Cover image for Cee-Lo Green-- is the soul machine
Cee-Lo Green-- is the soul machine
Cee-Lo (Musician)
Personal Author:
Publication Information:
New York, NY : Arista, [2004]

Physical Description:
1 audio disc : digital ; 4 3/4 in.
General Note:
Compact disc

Edited version.
Intro -- Soul machine -- The art of noise (feat. Pharrell) -- Living again -- I'll be around (feat. Timbaland) -- The one (feat. Jazze Pha & T.I.) -- My kind of people (feat. Jazze Pha & Menta Malone) -- Childz play (feat. Ludacris) -- I am selling soul -- All day love affair -- Evening news (feat. Chazzie & Sir Cognac the Conversation) -- Scrap metal (feat. Big Rube & G-Rack -- Glackapella -- When we were friends -- Sometimes -- Let's stay together (feat. Pharrell) -- Die trying -- What don't you do? (outro).
Subject Term:
Format :
Music CD


Call Number
Material Type
Home Location
Item Holds
RAP .C389 C Compact Disc Open Shelf
RAP .C389 C Compact Disc Audio Visual
RAP .C389 C Compact Disc Audio Visual
RAP .C389 C Compact Disc Branch Audiobook CD

On Order
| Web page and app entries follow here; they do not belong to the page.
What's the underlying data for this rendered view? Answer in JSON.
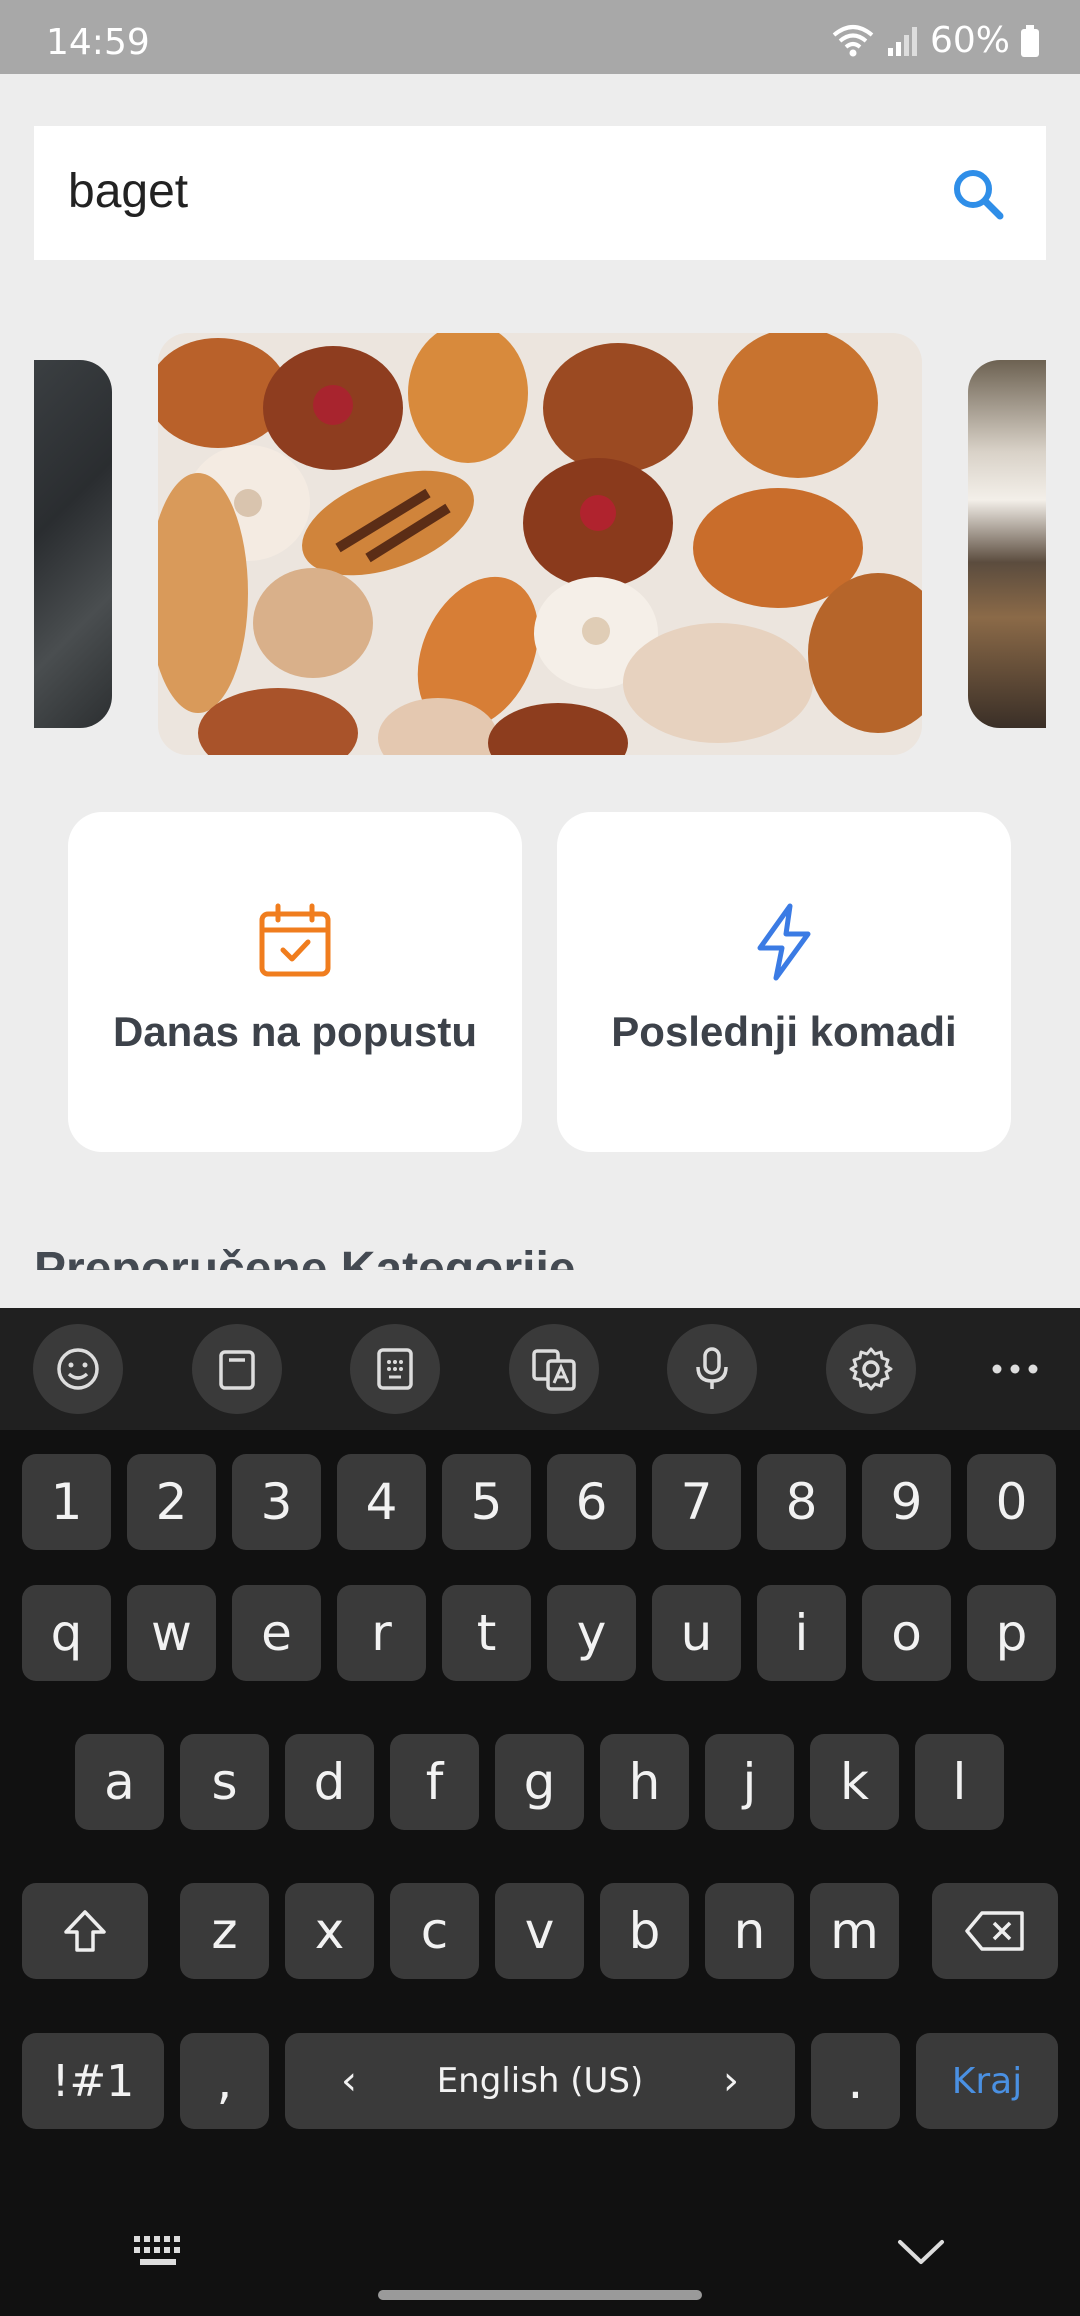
{
  "status_bar": {
    "time": "14:59",
    "battery": "60%"
  },
  "search": {
    "value": "baget"
  },
  "quick_cards": [
    {
      "label": "Danas na popustu",
      "icon": "calendar-check-icon",
      "color": "#f07d1e"
    },
    {
      "label": "Poslednji komadi",
      "icon": "lightning-icon",
      "color": "#3b7be4"
    }
  ],
  "section": {
    "title": "Preporučene Kategorije"
  },
  "keyboard": {
    "number_row": [
      "1",
      "2",
      "3",
      "4",
      "5",
      "6",
      "7",
      "8",
      "9",
      "0"
    ],
    "row1": [
      "q",
      "w",
      "e",
      "r",
      "t",
      "y",
      "u",
      "i",
      "o",
      "p"
    ],
    "row2": [
      "a",
      "s",
      "d",
      "f",
      "g",
      "h",
      "j",
      "k",
      "l"
    ],
    "row3": [
      "z",
      "x",
      "c",
      "v",
      "b",
      "n",
      "m"
    ],
    "symbols_label": "!#1",
    "comma": ",",
    "space_label": "English (US)",
    "period": ".",
    "done_label": "Kraj",
    "accent_color": "#4a90e2"
  }
}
Cee Lo's debut album had been an interesting listen but resonated with very few listeners, so some changes were due for his second go-round, Cee Lo Green...Is the Soul Machine, which is indeed a drastically improved effort. Arista head honcho L.A. Reid had no doubt let Cee Lo fly his freak flag high and mighty for Cee Lo Green and His Perfect Imperfections (2002), for what resulted was an album that was, in a word, curious -- a sprawling carnival of Dirty South-inflected soul singing that knew no boundaries whatsoever, willfully professing its weirdness on out-there songs like the lead single, "Closet Freak," the closest Cee Lo came to crossing over commercially. In other words, cross over à la OutKast he didn't -- not by a long shot. In fact, most listeners took him at face value and wrote him off as a freak. It'd be a real shame if that happened again with Cee Lo Green...Is the Soul Machine. Sure, the big guy is still fairly weird here, but he's tastefully weird and, above all, focused this time. He's written a stronger batch of songs and has aligned himself with some of the best producers in the industry (the entire industry, that is): Timbaland and the Neptunes, most notably, and also Jazze Pha, Organized Noize, and DJ Premier. How he managed to rein in such a team of big-money producers is a good question (maybe the concurrently dismissed L.A. Reid can answer that one), but the result is nothing short of delightful. The album opens with a flawless run of radio-ready tunes -- "The Art of Noise" through "My Kind of People" -- and then spins off into a mélange of Cee Lo-isms: stream-of-consciousness spoken word-style raps that cut deep, stirred into kaleidoscopic musical arrangements that straddle the hip-hop and deep soul eras simultaneously, all of it utterly distinct from track to track, ultimately culminating all too soon at the 65-minute mark. Once again Cee Lo has recorded a peerless album, except this time he's recorded one that should connect, or at least deserves to. OutKast's Speakerboxx/The Love Below (especially André 3000's half) is probably the best touchstone you're liable to find this side of your imagination, in terms of not only style but also quality and vision. ~ Jason Birchmeier